■ **What to produce**: For each line of the listing that contains "offset", make a copy and return it.

^^^^

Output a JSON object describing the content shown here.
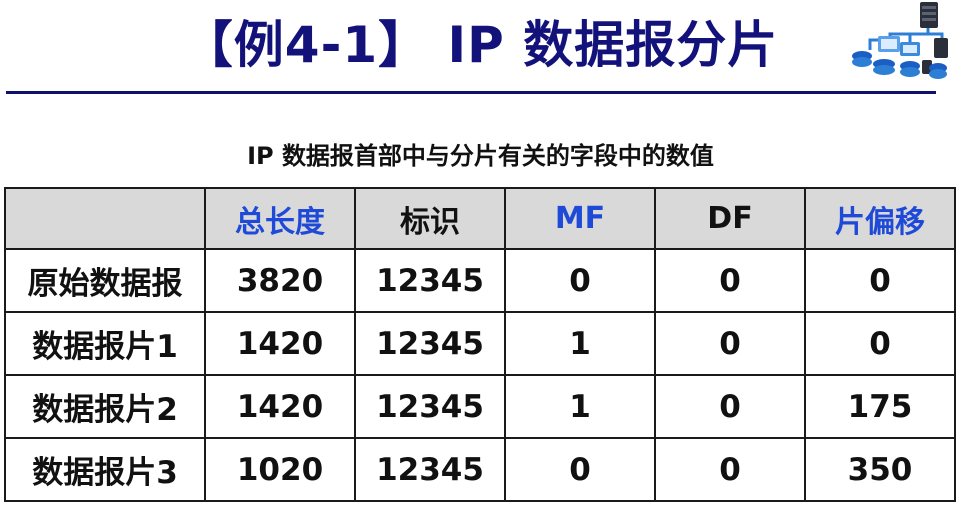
{
  "slide": {
    "title": "【例4-1】 IP 数据报分片",
    "caption": "IP 数据报首部中与分片有关的字段中的数值"
  },
  "colors": {
    "title": "#12127a",
    "header_blue": "#1f4ad8",
    "row_label_red": "#c00000",
    "header_bg": "#d9d9d9"
  },
  "logo": {
    "icon": "network-topology-icon"
  },
  "table": {
    "headers": [
      "",
      "总长度",
      "标识",
      "MF",
      "DF",
      "片偏移"
    ],
    "rows": [
      {
        "label": "原始数据报",
        "total_length": "3820",
        "identification": "12345",
        "mf": "0",
        "df": "0",
        "offset": "0"
      },
      {
        "label": "数据报片1",
        "total_length": "1420",
        "identification": "12345",
        "mf": "1",
        "df": "0",
        "offset": "0"
      },
      {
        "label": "数据报片2",
        "total_length": "1420",
        "identification": "12345",
        "mf": "1",
        "df": "0",
        "offset": "175"
      },
      {
        "label": "数据报片3",
        "total_length": "1020",
        "identification": "12345",
        "mf": "0",
        "df": "0",
        "offset": "350"
      }
    ]
  }
}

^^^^

■ **Answer for this exercise**:
        "offset": "0"
        "offset": "0"
        "offset": "175"
        "offset": "350"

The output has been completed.